And so what I want to say to you today is this: Don’t take the bait.

Don’t fight over tactics. And don’t impugn people’s motives. It’s fine if you disagree. And there’s a lot that’s rotten in Washington. There’s no doubt about that. But we can’t let how you vote on an amendment to an appropriations bill define what it means to be a conservative. Because, it’s setting our sights too low. Frankly, that’s letting the president define us. That’s what he wants us to do. That’s defining ourselves as an opposition party, instead of a proposition party.

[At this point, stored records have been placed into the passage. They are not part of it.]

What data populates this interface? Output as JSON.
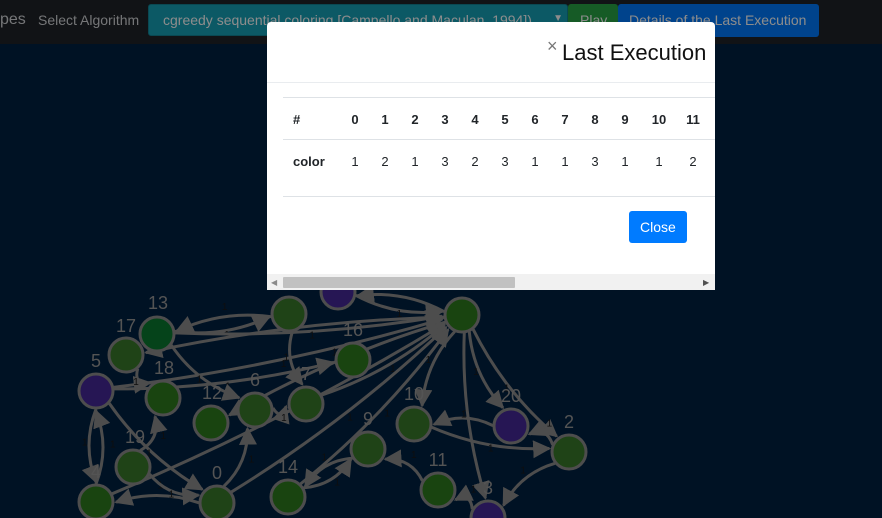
{
  "navbar": {
    "cut_text": "pes",
    "select_label": "Select Algorithm",
    "algorithm_value": "cgreedy sequential coloring [Campello and Maculan, 1994])",
    "play_label": "Play",
    "details_label": "Details of the Last Execution"
  },
  "graph": {
    "nodes": [
      {
        "id": "13",
        "label": "13",
        "color": "#0a7a30"
      },
      {
        "id": "17",
        "label": "17",
        "color": "#3a7a2a"
      },
      {
        "id": "5",
        "label": "5",
        "color": "#45289a"
      },
      {
        "id": "18",
        "label": "18",
        "color": "#2e7d1e"
      },
      {
        "id": "12",
        "label": "12",
        "color": "#2e7d1e"
      },
      {
        "id": "6",
        "label": "6",
        "color": "#3a7a2a"
      },
      {
        "id": "7",
        "label": "7",
        "color": "#3a7a2a"
      },
      {
        "id": "16",
        "label": "16",
        "color": "#2e7d1e"
      },
      {
        "id": "19",
        "label": "19",
        "color": "#3a7a2a"
      },
      {
        "id": "4",
        "label": "4",
        "color": "#2e7d1e"
      },
      {
        "id": "0",
        "label": "0",
        "color": "#3a7a2a"
      },
      {
        "id": "14",
        "label": "14",
        "color": "#2e7d1e"
      },
      {
        "id": "9",
        "label": "9",
        "color": "#3a7a2a"
      },
      {
        "id": "11",
        "label": "11",
        "color": "#2e7d1e"
      },
      {
        "id": "10",
        "label": "10",
        "color": "#3a7a2a"
      },
      {
        "id": "20",
        "label": "20",
        "color": "#45289a"
      },
      {
        "id": "2",
        "label": "2",
        "color": "#3a7a2a"
      },
      {
        "id": "3",
        "label": "3",
        "color": "#45289a"
      },
      {
        "id": "top",
        "label": "",
        "color": "#3a7a2a"
      },
      {
        "id": "topv",
        "label": "",
        "color": "#45289a"
      },
      {
        "id": "1",
        "label": "",
        "color": "#2e7d1e"
      }
    ],
    "edge_label": "1"
  },
  "modal": {
    "title": "Last Execution",
    "close_x": "×",
    "close_label": "Close",
    "row_headers": [
      "#",
      "color"
    ],
    "indices": [
      "0",
      "1",
      "2",
      "3",
      "4",
      "5",
      "6",
      "7",
      "8",
      "9",
      "10",
      "11"
    ],
    "colors": [
      "1",
      "2",
      "1",
      "3",
      "2",
      "3",
      "1",
      "1",
      "3",
      "1",
      "1",
      "2"
    ]
  }
}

We are the party of ideas; the cult of personality belongs to the other crowd. Right at the moment, Senator Sanders is surging among the Democrats, and especially among the younger demographics on their side, precisely because of the gross ignorance among so many of the consequences of his ideas. They sound pretty, and they sounded pretty in a world of tumultuous change and catastrophic warfare a hundred years ago, too. Many tens of millions of corpses later, people of my generation learned painfully what those ideas cost, and how futile they ultimately were. But the nightmare world they created ended, for the most part, 25 years ago, and its vestiges in dark places like North Korea and Cuba are either too remote (not to say surreal) and ignored, or are the subject of romantic fiction on the Left, romantic fiction being gobbled up in huge helpings at universities which are more and more just echo chambers of Leftist indoctrination.

So we need to engage the electorate in the realm of new ideas to deal with the very real and pressing challenges the country faces, not tired slogans and bromides, whether they are proposed by septuagenarian socialist fossils like Sanders or creatures of the East Coast echo chambers like Trump. This is what Ryan proposes:

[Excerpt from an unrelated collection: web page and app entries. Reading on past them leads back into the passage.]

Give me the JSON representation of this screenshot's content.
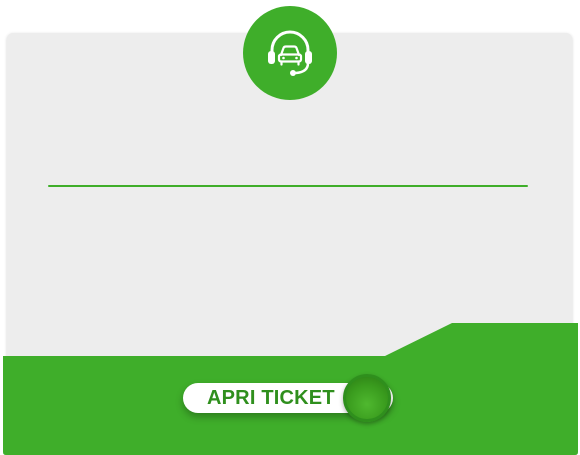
{
  "support_icon": {
    "icon": "car-support-headset-icon"
  },
  "ticket_button": {
    "label": "APRI TICKET"
  },
  "colors": {
    "accent": "#3fae2a",
    "accent_dark": "#2f8f1d",
    "panel": "#ededed"
  }
}
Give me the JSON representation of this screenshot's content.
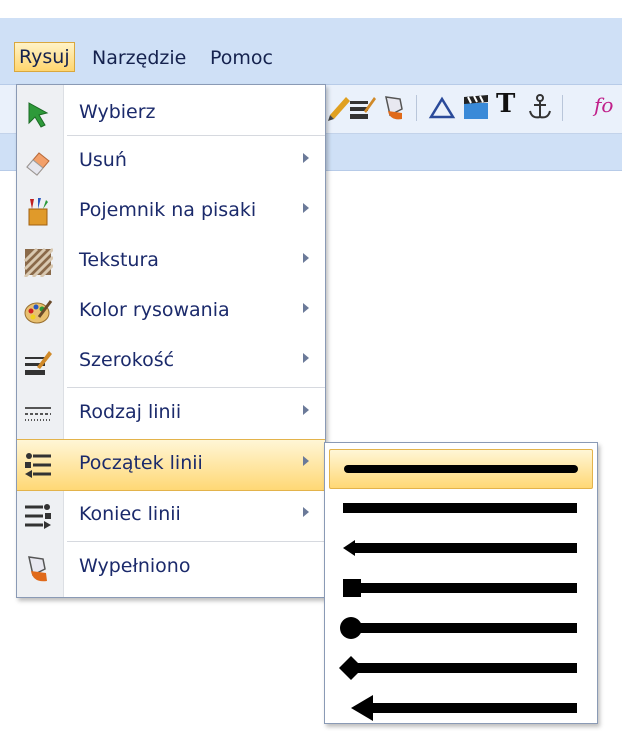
{
  "menubar": {
    "items": [
      {
        "label": "Rysuj",
        "active": true
      },
      {
        "label": "Narzędzie",
        "active": false
      },
      {
        "label": "Pomoc",
        "active": false
      }
    ]
  },
  "toolbar": {
    "text_tool_label": "T",
    "partial_label": "fo"
  },
  "draw_menu": {
    "items": [
      {
        "label": "Wybierz",
        "icon": "cursor-arrow-icon",
        "submenu": false
      },
      {
        "label": "Usuń",
        "icon": "eraser-icon",
        "submenu": true
      },
      {
        "label": "Pojemnik na pisaki",
        "icon": "pen-holder-icon",
        "submenu": true
      },
      {
        "label": "Tekstura",
        "icon": "texture-icon",
        "submenu": true
      },
      {
        "label": "Kolor rysowania",
        "icon": "color-palette-icon",
        "submenu": true
      },
      {
        "label": "Szerokość",
        "icon": "line-width-icon",
        "submenu": true
      },
      {
        "label": "Rodzaj linii",
        "icon": "line-style-icon",
        "submenu": true
      },
      {
        "label": "Początek linii",
        "icon": "line-start-icon",
        "submenu": true,
        "highlighted": true
      },
      {
        "label": "Koniec linii",
        "icon": "line-end-icon",
        "submenu": true
      },
      {
        "label": "Wypełniono",
        "icon": "fill-bucket-icon",
        "submenu": false
      }
    ]
  },
  "line_start_submenu": {
    "options": [
      "none",
      "flat",
      "arrow-open",
      "square",
      "circle",
      "diamond",
      "arrow-filled"
    ],
    "selected": "none"
  },
  "colors": {
    "menubar_bg": "#cfe0f6",
    "highlight": "#ffd875",
    "text": "#1b2a6b"
  }
}
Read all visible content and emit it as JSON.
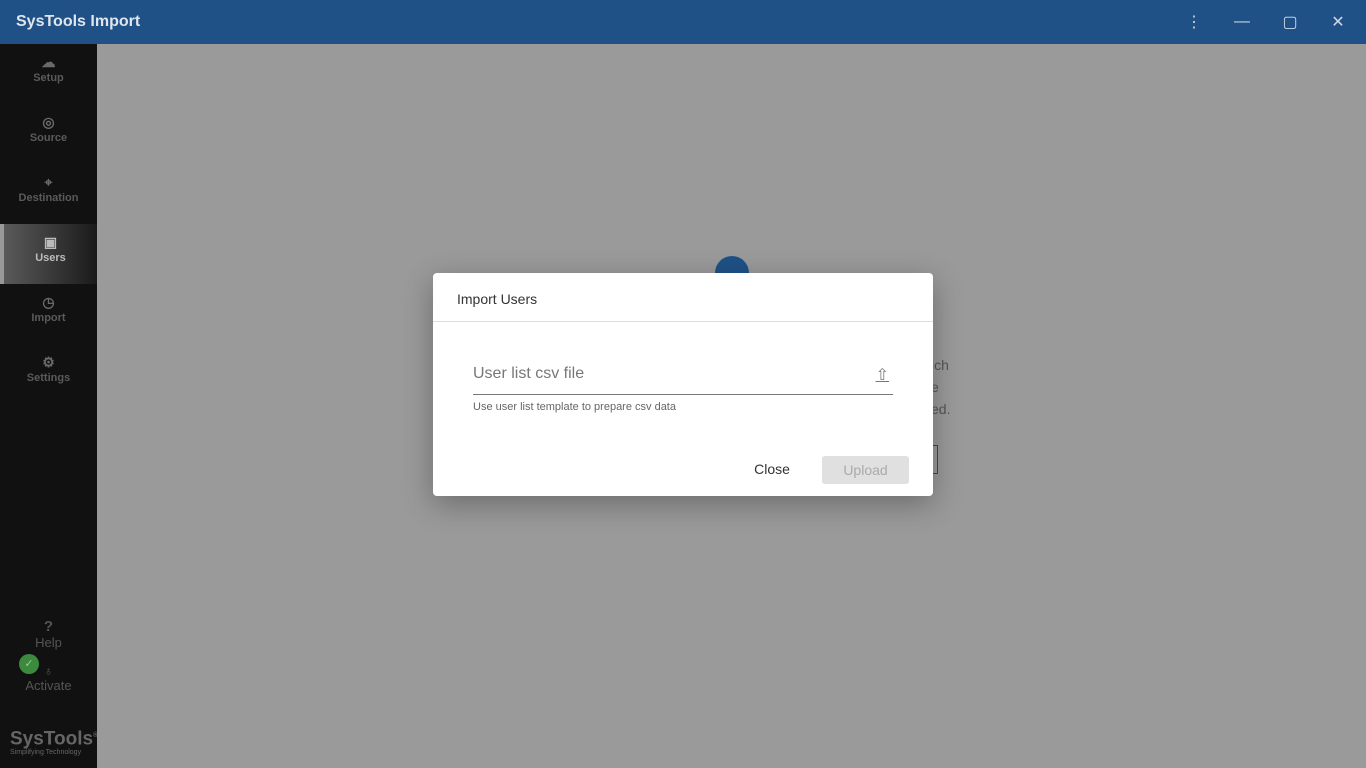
{
  "app": {
    "title": "SysTools Import"
  },
  "window": {
    "menu_icon": "⋮",
    "minimize_icon": "—",
    "maximize_icon": "▢",
    "close_icon": "✕"
  },
  "sidebar": {
    "items": [
      {
        "label": "Setup",
        "icon": "☁"
      },
      {
        "label": "Source",
        "icon": "◎"
      },
      {
        "label": "Destination",
        "icon": "⌖"
      },
      {
        "label": "Users",
        "icon": "▣",
        "active": true
      },
      {
        "label": "Import",
        "icon": "◷"
      },
      {
        "label": "Settings",
        "icon": "⚙"
      }
    ],
    "help": {
      "label": "Help",
      "icon": "?"
    },
    "activate": {
      "label": "Activate",
      "icon": "♁",
      "status_icon": "✓"
    },
    "logo": {
      "name": "SysTools",
      "reg": "®",
      "tagline": "Simplifying Technology"
    }
  },
  "background": {
    "fragments": [
      "ich",
      "e",
      "ed."
    ]
  },
  "dialog": {
    "title": "Import Users",
    "field_placeholder": "User list csv file",
    "upload_icon": "⇧",
    "hint": "Use user list template to prepare csv data",
    "close_label": "Close",
    "upload_label": "Upload"
  },
  "colors": {
    "brand": "#1f5187",
    "success": "#3b8a3e"
  }
}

So we have to be straight with each other, and more importantly, we have to be straight with the American people. We can’t promise that we can repeal Obamacare when a guy with the last name Obama is president. All that does is set us up for failure . . . and disappointment . . . and recriminations. When voices in the conservative movement demand things that they know we can’t achieve with a Democrat in the White House, all that does is depress our base and in turn help Democrats stay in the White House. We can’t do that anymore.

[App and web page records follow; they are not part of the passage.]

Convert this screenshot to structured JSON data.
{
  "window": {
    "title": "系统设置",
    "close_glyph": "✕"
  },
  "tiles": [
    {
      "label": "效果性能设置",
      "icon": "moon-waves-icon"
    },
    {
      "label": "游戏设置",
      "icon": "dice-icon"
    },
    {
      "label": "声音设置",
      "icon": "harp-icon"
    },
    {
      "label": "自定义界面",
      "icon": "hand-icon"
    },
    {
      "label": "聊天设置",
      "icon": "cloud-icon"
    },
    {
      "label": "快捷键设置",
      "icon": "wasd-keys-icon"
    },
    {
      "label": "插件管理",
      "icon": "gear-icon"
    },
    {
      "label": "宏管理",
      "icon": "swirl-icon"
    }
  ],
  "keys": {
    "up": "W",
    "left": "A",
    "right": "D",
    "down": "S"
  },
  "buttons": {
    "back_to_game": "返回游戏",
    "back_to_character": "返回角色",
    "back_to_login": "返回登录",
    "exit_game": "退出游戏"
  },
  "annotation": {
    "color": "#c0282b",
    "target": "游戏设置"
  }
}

I don’t want to set us up for failure. I want to set us up for success. That’s something we all can work on — together. And the way to do that is to unify around a vision. We need to define the horizon we’re aiming for. And then we need to bring the rest of the country with us. … We need to be inclusive. We need to show how our principles and policies are universal and how they apply to everybody. We know that the economy is weak. We know that the world is on fire. We know that the future is uncertain. There’s a lot of frustration and anger out there. And is it justified? It sure is.

But we should not follow the Democrats and play identity politics. Let’s talk to people in ways that unite us and that are unique to America’s founding. That’s what I think people are hungry for. And that really is the essence of the Republican Party — or, more importantly, the essence of the conservative movement. And that is our mission for the next six months.

All told, I am excited. I am optimistic. Why? Because the Left is intellectually exhausted. Their ideas have failed. And we are just getting started. We have all the makings for a mandate from the people to save the American Idea. Now let’s go get it.

In other words, we have to recognize that a lot of extravagant over-promising in 2014 has set us up for the disappointment and rage of 2015 and 2016. We need to become realistic about what can be accomplished, and learn to pick our battles in the months ahead; we cannot allow the ideal to be the enemy of the good, because people who demand all or nothing at all usually get the latter. Both Ted Cruz and Marco Rubio have noted that the positive thing about executive overreach is that it can also be undone by sweeping executive order — but then the hard work begins. Then we have to begin to pass legislation, and that’s a messy process, no matter who controls the legislature.

The Left is intellectually bankrupt; all that they have is emotion and the cult of personality. If we can unite, and run on ideas, we can win, and turn the country around.